= Assignment =
Report each line of the data below in which "value" appears.

[Start of Attachment]

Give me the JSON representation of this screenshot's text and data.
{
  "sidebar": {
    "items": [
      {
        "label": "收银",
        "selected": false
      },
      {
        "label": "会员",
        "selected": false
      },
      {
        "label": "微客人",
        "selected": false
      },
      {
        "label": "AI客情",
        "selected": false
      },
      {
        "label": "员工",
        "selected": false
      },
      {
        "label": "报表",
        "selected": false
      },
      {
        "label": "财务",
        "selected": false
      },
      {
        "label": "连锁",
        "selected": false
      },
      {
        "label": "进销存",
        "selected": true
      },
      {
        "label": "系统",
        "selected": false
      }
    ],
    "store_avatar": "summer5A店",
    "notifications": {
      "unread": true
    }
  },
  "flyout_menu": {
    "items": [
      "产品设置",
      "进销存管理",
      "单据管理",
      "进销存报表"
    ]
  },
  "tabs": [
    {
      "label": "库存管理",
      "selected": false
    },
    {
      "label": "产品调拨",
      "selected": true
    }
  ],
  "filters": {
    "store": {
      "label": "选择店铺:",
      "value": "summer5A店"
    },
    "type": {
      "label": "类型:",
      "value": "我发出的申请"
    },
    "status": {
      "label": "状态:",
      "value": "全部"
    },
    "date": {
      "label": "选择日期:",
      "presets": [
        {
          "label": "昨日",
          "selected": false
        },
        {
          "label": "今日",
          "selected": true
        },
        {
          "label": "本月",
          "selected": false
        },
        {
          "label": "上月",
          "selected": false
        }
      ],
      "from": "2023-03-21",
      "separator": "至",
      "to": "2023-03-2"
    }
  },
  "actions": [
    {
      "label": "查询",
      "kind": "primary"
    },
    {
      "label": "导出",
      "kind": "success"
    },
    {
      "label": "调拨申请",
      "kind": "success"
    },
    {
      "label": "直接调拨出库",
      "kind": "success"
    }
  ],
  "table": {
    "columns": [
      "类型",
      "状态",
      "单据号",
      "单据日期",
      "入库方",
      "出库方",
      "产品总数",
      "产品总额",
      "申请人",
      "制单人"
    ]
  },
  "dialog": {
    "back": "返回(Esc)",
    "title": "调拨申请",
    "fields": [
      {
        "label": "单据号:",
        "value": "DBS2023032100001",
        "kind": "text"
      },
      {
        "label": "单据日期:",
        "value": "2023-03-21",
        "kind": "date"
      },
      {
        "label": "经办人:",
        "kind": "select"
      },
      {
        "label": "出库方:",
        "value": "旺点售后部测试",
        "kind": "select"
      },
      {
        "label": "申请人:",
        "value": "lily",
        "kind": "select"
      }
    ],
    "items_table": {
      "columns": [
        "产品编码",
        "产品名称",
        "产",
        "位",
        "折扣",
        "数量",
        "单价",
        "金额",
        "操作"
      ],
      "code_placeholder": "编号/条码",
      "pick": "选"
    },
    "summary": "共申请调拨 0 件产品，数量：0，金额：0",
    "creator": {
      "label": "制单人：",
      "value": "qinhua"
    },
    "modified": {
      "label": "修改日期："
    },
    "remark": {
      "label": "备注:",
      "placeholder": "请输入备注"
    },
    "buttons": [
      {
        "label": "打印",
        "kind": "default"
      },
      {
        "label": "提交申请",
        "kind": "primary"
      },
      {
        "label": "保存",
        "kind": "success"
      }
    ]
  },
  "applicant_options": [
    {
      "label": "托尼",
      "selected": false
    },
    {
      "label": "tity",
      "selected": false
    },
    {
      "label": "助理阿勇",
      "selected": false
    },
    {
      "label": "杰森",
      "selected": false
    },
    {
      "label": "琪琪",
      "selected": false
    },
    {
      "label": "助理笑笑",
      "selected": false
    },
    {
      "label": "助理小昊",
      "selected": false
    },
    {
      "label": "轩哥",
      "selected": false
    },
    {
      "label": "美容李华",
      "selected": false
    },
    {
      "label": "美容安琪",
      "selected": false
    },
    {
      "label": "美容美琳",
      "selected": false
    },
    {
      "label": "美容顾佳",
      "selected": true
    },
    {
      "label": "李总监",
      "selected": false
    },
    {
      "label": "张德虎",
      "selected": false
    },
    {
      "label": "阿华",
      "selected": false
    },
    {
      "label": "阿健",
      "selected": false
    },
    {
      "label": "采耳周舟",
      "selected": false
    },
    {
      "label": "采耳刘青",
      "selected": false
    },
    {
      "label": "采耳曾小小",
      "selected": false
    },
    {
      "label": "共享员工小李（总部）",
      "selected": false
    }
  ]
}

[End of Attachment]

= Problem solution =
      "value": "summer5A店"
      "value": "我发出的申请"
      "value": "全部"
        "value": "DBS2023032100001",
        "value": "2023-03-21",
        "value": "旺点售后部测试",
        "value": "lily",
      "value": "qinhua"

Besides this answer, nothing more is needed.